Every line containing the word "screenshot" must be pulled from the records.
== Records for processing
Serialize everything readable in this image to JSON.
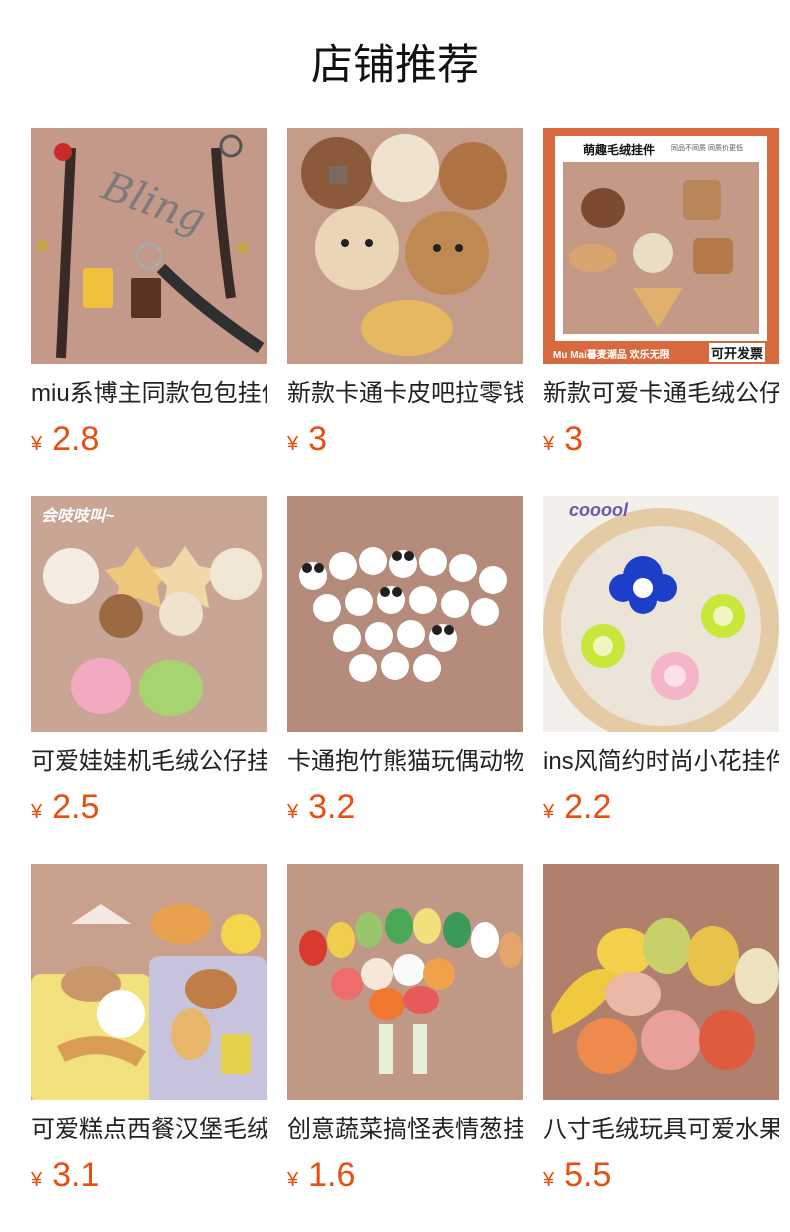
{
  "header": {
    "title": "店铺推荐"
  },
  "currency_symbol": "¥",
  "products": [
    {
      "name": "miu系博主同款包包挂件",
      "price": "2.8",
      "bg": "#c4998a"
    },
    {
      "name": "新款卡通卡皮吧拉零钱包",
      "price": "3",
      "bg": "#c59c8a"
    },
    {
      "name": "新款可爱卡通毛绒公仔挂件",
      "price": "3",
      "bg": "#d8683e",
      "overlay_text": "萌趣毛绒挂件",
      "overlay_sub": "同品不同质 同质价更低",
      "footer_left": "Mu Mai暮麦潮品 欢乐无限",
      "footer_right": "可开发票"
    },
    {
      "name": "可爱娃娃机毛绒公仔挂件",
      "price": "2.5",
      "bg": "#c8a595",
      "overlay_text": "会吱吱叫~"
    },
    {
      "name": "卡通抱竹熊猫玩偶动物挂件",
      "price": "3.2",
      "bg": "#b58c7c"
    },
    {
      "name": "ins风简约时尚小花挂件",
      "price": "2.2",
      "bg": "#f3efea",
      "overlay_text": "cooool"
    },
    {
      "name": "可爱糕点西餐汉堡毛绒挂件",
      "price": "3.1",
      "bg": "#c9a08c"
    },
    {
      "name": "创意蔬菜搞怪表情葱挂件",
      "price": "1.6",
      "bg": "#c09886"
    },
    {
      "name": "八寸毛绒玩具可爱水果公仔",
      "price": "5.5",
      "bg": "#b1806d"
    }
  ]
}
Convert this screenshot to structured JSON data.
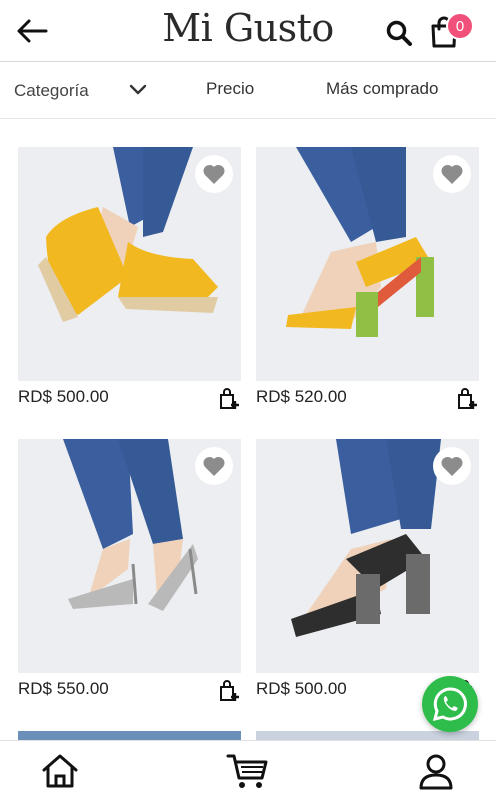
{
  "header": {
    "brand": "Mi Gusto",
    "cart_count": "0",
    "icons": {
      "back": "arrow-left-icon",
      "search": "search-icon",
      "bag": "shopping-bag-icon"
    }
  },
  "filters": {
    "category": "Categoría",
    "price": "Precio",
    "best_selling": "Más comprado"
  },
  "products": [
    {
      "price": "RD$ 500.00",
      "shoe_color": "#f2b81f",
      "accent": "#e0cba3"
    },
    {
      "price": "RD$ 520.00",
      "shoe_color": "#f2b81f",
      "accent": "#8fc045"
    },
    {
      "price": "RD$ 550.00",
      "shoe_color": "#b9b9b9",
      "accent": "#8a8a8a"
    },
    {
      "price": "RD$ 500.00",
      "shoe_color": "#2e2e2e",
      "accent": "#6b6b6b"
    }
  ],
  "colors": {
    "badge": "#f0507a",
    "whatsapp": "#2ebd4b",
    "jeans": "#3b5f9e"
  },
  "bottom_nav": {
    "icons": [
      "home-icon",
      "cart-icon",
      "user-icon"
    ]
  }
}
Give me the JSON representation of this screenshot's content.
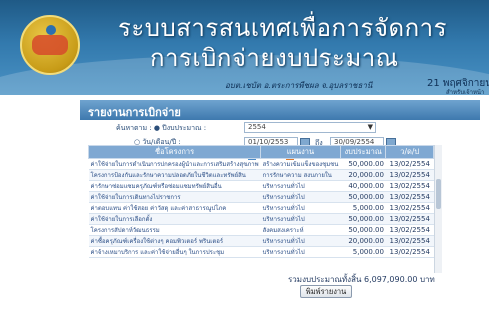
{
  "header": {
    "title_line1": "ระบบสารสนเทศเพื่อการจัดการ",
    "title_line2": "การเบิกจ่ายงบประมาณ",
    "user": "อบต.เชบัต อ.ตระการพืชผล จ.อุบลราชธานี",
    "date": "21 พฤศจิกายน 25",
    "sub": "สำหรับเจ้าหน้า"
  },
  "report": {
    "title": "รายงานการเบิกจ่าย",
    "filter": {
      "year_label": "ค้นหาตาม : ● ปีงบประมาณ :",
      "year_value": "2554",
      "date_label": "○ วัน/เดือน/ปี :",
      "date_from": "01/10/2553",
      "to_label": "ถึง",
      "date_to": "30/09/2554"
    },
    "ok_label": "ตกลง",
    "clear_label": "ยกเลิก",
    "columns": [
      "ชื่อโครงการ",
      "แผนงาน",
      "งบประมาณ",
      "ว/ด/ป"
    ],
    "rows": [
      {
        "name": "ค่าใช้จ่ายในการดำเนินการปกครองผู้นำและการเสริมสร้างสุขภาพ",
        "plan": "สร้างความเข้มแข็งของชุมชน",
        "amount": "50,000.00",
        "date": "13/02/2554"
      },
      {
        "name": "โครงการป้องกันและรักษาความปลอดภัยในชีวิตและทรัพย์สิน",
        "plan": "การรักษาความ สงบภายใน",
        "amount": "20,000.00",
        "date": "13/02/2554"
      },
      {
        "name": "ค่ารักษาซ่อมแซมครุภัณฑ์หรือซ่อมแซมทรัพย์สินอื่น",
        "plan": "บริหารงานทั่วไป",
        "amount": "40,000.00",
        "date": "13/02/2554"
      },
      {
        "name": "ค่าใช้จ่ายในการเดินทางไปราชการ",
        "plan": "บริหารงานทั่วไป",
        "amount": "50,000.00",
        "date": "13/02/2554"
      },
      {
        "name": "ค่าตอบแทน ค่าใช้สอย ค่าวัสดุ และค่าสาธารณูปโภค",
        "plan": "บริหารงานทั่วไป",
        "amount": "5,000.00",
        "date": "13/02/2554"
      },
      {
        "name": "ค่าใช้จ่ายในการเลือกตั้ง",
        "plan": "บริหารงานทั่วไป",
        "amount": "50,000.00",
        "date": "13/02/2554"
      },
      {
        "name": "โครงการสัปดาห์วัฒนธรรม",
        "plan": "สังคมสงเคราะห์",
        "amount": "50,000.00",
        "date": "13/02/2554"
      },
      {
        "name": "ค่าซื้อครุภัณฑ์เครื่องใช้ต่างๆ คอมพิวเตอร์ พรินเตอร์",
        "plan": "บริหารงานทั่วไป",
        "amount": "20,000.00",
        "date": "13/02/2554"
      },
      {
        "name": "ค่าจ้างเหมาบริการ และค่าใช้จ่ายอื่นๆ ในการประชุม",
        "plan": "บริหารงานทั่วไป",
        "amount": "5,000.00",
        "date": "13/02/2554"
      }
    ],
    "total_text": "รวมงบประมาณทั้งสิ้น 6,097,090.00 บาท",
    "print_label": "พิมพ์รายงาน"
  },
  "colors": {
    "header_top": "#1f5a86",
    "panel_head": "#3e79ae",
    "table_head": "#7fa8d2"
  },
  "icons": [
    "emblem-logo",
    "calendar-icon",
    "check-icon",
    "cancel-icon"
  ]
}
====
Answer box:
Convert this screenshot to structured JSON data.
Give me the JSON representation of this screenshot's content.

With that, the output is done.